[DATA SECTION]

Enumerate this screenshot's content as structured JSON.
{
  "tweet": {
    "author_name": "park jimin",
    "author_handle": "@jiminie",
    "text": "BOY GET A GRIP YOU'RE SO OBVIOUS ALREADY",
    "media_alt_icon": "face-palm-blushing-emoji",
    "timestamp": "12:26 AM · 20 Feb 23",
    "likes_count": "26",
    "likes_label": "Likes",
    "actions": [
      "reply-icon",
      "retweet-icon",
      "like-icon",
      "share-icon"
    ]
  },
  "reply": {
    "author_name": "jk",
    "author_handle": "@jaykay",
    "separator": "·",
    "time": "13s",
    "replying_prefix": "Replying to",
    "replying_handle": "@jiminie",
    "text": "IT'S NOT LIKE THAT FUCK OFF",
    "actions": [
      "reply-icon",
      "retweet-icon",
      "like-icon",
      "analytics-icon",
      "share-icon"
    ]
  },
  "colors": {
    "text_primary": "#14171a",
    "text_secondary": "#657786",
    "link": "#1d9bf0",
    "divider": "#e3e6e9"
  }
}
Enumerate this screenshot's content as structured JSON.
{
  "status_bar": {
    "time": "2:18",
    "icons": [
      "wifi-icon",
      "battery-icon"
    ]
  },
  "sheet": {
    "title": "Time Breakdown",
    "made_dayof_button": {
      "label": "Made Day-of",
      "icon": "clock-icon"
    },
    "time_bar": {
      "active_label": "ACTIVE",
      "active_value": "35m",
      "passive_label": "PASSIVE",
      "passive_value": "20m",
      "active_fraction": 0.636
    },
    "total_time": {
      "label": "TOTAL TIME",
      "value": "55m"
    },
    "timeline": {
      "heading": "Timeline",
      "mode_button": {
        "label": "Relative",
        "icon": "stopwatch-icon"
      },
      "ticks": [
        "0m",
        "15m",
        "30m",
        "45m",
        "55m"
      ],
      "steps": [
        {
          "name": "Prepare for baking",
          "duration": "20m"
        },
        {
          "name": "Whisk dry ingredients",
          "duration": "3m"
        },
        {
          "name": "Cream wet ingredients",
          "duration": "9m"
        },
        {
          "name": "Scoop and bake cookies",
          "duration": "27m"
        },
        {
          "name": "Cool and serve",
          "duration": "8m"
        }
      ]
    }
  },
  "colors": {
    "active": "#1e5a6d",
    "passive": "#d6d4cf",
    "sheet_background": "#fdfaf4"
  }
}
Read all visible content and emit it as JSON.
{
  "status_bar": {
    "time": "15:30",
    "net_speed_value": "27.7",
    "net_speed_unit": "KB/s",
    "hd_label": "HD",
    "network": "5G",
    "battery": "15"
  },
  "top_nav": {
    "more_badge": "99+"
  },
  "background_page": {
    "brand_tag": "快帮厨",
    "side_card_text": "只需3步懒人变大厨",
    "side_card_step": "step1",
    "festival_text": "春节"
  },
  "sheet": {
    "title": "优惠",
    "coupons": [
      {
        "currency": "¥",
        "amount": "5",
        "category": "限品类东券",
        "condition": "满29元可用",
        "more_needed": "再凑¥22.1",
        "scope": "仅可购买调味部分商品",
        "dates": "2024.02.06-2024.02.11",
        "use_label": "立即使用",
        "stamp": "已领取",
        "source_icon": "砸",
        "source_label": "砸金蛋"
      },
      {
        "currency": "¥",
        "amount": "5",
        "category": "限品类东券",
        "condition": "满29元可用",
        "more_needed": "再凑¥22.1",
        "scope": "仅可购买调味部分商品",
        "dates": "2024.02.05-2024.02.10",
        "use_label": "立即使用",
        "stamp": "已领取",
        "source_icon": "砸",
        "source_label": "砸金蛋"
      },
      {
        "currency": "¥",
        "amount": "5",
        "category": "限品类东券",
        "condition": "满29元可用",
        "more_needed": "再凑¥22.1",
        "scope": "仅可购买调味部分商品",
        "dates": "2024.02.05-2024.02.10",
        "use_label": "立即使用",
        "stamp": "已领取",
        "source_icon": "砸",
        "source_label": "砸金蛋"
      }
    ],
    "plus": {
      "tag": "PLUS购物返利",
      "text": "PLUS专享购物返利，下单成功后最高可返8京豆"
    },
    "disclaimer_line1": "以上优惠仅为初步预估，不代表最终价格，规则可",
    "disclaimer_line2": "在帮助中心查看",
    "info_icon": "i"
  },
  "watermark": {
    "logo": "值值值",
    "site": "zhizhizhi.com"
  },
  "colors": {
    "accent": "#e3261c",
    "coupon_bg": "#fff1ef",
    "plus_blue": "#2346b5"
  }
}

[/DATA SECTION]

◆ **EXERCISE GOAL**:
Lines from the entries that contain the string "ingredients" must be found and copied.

◆ **RESPONSE AREA**:
          "name": "Whisk dry ingredients",
          "name": "Cream wet ingredients",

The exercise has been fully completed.